Go through the material underneath and show every line where the string "Bölüm" occurs.

■ Source information:
################

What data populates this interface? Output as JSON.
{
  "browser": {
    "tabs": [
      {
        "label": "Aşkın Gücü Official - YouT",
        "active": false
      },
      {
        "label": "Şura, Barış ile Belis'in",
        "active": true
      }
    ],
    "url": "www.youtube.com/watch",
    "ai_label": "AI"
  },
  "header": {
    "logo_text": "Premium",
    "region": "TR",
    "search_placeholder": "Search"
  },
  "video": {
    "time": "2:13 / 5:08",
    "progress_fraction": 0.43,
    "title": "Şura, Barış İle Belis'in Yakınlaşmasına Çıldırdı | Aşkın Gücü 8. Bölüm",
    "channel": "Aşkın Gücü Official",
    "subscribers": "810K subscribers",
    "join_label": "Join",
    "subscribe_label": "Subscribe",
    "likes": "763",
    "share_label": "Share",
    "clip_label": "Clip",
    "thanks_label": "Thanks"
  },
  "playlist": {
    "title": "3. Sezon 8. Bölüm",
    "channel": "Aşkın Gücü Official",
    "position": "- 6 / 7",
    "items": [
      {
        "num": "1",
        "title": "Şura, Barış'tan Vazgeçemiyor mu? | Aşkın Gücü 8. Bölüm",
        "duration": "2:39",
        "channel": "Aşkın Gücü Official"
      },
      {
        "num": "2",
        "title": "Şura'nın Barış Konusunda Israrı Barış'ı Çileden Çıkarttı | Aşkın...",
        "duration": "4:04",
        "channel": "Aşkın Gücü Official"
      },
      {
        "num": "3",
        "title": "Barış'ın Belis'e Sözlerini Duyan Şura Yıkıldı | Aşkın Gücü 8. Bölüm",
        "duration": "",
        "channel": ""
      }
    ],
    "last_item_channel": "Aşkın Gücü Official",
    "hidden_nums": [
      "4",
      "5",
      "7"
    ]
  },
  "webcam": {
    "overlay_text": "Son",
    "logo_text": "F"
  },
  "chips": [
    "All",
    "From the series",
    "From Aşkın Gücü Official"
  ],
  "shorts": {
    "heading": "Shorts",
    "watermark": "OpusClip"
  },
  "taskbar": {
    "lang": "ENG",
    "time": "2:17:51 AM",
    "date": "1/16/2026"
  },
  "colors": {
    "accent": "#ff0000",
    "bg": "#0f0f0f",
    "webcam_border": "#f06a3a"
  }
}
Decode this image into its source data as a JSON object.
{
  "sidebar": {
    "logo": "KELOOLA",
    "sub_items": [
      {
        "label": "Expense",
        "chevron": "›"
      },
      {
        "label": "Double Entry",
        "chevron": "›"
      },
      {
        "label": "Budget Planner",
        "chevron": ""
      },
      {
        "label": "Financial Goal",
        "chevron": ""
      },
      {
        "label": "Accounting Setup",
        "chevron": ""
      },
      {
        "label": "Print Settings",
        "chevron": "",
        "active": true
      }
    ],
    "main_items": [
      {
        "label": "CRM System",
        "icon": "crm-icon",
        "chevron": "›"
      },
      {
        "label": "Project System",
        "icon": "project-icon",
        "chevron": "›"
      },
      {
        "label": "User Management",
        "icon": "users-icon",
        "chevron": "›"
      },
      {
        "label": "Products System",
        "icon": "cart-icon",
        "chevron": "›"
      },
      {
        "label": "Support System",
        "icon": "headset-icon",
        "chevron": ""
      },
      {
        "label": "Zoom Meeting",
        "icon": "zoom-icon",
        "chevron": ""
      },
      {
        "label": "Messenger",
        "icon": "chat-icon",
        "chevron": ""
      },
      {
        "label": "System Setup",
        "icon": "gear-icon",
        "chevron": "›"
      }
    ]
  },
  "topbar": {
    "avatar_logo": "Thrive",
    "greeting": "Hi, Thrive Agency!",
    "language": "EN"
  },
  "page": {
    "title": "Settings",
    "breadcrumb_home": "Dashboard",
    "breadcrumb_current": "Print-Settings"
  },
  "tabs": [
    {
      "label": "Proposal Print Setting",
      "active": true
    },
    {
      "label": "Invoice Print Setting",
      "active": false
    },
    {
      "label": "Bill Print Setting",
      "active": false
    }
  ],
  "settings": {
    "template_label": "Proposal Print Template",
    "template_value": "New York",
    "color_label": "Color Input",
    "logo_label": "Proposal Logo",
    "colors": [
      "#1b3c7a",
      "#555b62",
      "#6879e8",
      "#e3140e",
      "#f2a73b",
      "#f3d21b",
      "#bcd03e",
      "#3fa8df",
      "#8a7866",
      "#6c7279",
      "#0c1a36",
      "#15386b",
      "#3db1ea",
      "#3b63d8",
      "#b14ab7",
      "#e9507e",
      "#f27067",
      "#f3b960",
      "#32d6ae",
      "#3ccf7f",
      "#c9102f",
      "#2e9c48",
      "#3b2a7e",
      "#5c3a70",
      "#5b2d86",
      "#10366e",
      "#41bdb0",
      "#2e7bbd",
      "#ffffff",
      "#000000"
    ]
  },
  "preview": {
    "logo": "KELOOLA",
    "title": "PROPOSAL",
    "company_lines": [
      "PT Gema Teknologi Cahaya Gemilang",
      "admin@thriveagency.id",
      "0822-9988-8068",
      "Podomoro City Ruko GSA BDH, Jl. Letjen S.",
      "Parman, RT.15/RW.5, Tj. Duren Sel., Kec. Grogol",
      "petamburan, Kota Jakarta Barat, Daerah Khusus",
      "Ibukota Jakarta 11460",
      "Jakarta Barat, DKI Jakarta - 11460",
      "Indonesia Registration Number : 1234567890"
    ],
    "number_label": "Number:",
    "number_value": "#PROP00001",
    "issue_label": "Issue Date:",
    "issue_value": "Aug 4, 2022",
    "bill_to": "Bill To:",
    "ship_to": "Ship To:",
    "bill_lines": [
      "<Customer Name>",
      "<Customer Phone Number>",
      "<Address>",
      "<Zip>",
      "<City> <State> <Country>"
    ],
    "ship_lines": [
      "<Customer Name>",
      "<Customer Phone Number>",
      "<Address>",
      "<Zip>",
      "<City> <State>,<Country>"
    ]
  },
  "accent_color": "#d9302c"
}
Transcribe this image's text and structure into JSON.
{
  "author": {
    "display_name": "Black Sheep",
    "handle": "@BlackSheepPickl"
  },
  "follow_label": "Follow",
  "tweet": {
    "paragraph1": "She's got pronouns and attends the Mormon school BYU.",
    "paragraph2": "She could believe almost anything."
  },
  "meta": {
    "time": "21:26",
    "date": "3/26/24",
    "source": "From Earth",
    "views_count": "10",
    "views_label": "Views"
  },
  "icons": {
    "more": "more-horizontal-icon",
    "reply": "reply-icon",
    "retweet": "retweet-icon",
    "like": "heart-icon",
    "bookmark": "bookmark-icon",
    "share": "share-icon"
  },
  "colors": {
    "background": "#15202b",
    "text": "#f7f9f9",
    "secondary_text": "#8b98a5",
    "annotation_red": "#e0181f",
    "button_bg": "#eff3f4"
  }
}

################

■ Written response:
    "title": "Şura, Barış İle Belis'in Yakınlaşmasına Çıldırdı | Aşkın Gücü 8. Bölüm",
    "title": "3. Sezon 8. Bölüm",
        "title": "Şura, Barış'tan Vazgeçemiyor mu? | Aşkın Gücü 8. Bölüm",
        "title": "Barış'ın Belis'e Sözlerini Duyan Şura Yıkıldı | Aşkın Gücü 8. Bölüm",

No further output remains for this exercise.